____ Records supplied
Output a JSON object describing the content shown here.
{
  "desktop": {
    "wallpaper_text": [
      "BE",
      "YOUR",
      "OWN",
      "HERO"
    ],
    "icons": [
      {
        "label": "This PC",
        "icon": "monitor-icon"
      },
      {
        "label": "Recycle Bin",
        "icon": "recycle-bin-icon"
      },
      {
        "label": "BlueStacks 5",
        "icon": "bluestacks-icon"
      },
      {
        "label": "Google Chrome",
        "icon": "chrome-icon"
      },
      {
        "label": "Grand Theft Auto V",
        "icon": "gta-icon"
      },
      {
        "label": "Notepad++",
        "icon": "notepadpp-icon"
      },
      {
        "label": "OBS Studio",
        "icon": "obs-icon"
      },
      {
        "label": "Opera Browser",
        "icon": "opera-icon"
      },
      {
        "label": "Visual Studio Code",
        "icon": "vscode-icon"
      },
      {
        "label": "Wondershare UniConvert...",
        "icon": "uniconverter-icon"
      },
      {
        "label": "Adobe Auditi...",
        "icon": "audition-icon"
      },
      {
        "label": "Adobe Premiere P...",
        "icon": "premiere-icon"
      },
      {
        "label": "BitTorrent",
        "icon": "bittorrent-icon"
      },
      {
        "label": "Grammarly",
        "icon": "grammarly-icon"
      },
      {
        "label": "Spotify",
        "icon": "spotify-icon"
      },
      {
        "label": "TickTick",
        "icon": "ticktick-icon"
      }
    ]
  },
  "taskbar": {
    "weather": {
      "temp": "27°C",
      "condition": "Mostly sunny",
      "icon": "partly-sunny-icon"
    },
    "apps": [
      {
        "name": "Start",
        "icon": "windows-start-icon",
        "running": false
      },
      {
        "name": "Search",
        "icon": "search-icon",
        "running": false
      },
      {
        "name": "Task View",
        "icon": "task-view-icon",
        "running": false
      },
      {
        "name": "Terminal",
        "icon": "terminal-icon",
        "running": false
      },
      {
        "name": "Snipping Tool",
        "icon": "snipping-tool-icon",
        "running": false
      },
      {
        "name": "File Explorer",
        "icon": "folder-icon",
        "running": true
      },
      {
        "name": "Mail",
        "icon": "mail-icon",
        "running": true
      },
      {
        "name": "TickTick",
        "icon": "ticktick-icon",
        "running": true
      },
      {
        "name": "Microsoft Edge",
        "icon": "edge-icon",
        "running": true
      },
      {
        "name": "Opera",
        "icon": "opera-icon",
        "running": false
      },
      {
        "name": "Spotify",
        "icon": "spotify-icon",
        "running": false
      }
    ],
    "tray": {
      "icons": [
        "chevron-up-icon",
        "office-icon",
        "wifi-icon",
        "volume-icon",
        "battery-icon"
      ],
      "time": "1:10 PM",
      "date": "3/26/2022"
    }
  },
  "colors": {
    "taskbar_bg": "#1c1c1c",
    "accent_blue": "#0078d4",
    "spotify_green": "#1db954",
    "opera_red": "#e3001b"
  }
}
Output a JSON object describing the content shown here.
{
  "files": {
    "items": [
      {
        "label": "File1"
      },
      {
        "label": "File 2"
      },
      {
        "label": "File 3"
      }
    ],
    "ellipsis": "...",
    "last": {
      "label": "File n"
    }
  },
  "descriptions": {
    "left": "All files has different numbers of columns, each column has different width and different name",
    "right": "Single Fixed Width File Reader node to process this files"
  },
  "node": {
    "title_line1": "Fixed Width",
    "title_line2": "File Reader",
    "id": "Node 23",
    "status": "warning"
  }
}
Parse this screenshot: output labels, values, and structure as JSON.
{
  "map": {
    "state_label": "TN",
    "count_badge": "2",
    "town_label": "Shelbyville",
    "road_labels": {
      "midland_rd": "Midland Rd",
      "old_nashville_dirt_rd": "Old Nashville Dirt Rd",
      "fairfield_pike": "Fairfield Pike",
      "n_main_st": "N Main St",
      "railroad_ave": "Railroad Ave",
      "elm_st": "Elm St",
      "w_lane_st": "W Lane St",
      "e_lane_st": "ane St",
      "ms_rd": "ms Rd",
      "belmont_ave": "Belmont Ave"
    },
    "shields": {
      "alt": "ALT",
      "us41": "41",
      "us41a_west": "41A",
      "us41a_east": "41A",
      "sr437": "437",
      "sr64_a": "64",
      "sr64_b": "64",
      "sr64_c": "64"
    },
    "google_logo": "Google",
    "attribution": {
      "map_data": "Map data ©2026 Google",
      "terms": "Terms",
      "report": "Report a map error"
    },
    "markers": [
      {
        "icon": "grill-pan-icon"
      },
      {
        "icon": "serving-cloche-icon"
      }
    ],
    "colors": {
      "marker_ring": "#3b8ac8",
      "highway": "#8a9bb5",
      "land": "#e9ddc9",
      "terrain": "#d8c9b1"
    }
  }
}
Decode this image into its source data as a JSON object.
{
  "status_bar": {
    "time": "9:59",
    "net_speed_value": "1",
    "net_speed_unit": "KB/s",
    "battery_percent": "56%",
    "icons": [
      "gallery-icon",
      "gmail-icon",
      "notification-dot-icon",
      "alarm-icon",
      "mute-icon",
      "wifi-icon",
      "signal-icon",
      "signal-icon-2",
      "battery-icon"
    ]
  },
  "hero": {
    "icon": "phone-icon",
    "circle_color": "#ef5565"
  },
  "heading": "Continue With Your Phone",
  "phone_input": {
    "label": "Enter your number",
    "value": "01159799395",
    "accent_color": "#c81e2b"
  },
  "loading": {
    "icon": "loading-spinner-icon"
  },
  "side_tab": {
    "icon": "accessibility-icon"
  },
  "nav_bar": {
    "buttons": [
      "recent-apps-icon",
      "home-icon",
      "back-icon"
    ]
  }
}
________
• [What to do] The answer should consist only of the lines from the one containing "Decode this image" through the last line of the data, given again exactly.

• [Exercise result]
Decode this image into its source data as a JSON object.
{
  "status_bar": {
    "time": "9:59",
    "net_speed_value": "1",
    "net_speed_unit": "KB/s",
    "battery_percent": "56%",
    "icons": [
      "gallery-icon",
      "gmail-icon",
      "notification-dot-icon",
      "alarm-icon",
      "mute-icon",
      "wifi-icon",
      "signal-icon",
      "signal-icon-2",
      "battery-icon"
    ]
  },
  "hero": {
    "icon": "phone-icon",
    "circle_color": "#ef5565"
  },
  "heading": "Continue With Your Phone",
  "phone_input": {
    "label": "Enter your number",
    "value": "01159799395",
    "accent_color": "#c81e2b"
  },
  "loading": {
    "icon": "loading-spinner-icon"
  },
  "side_tab": {
    "icon": "accessibility-icon"
  },
  "nav_bar": {
    "buttons": [
      "recent-apps-icon",
      "home-icon",
      "back-icon"
    ]
  }
}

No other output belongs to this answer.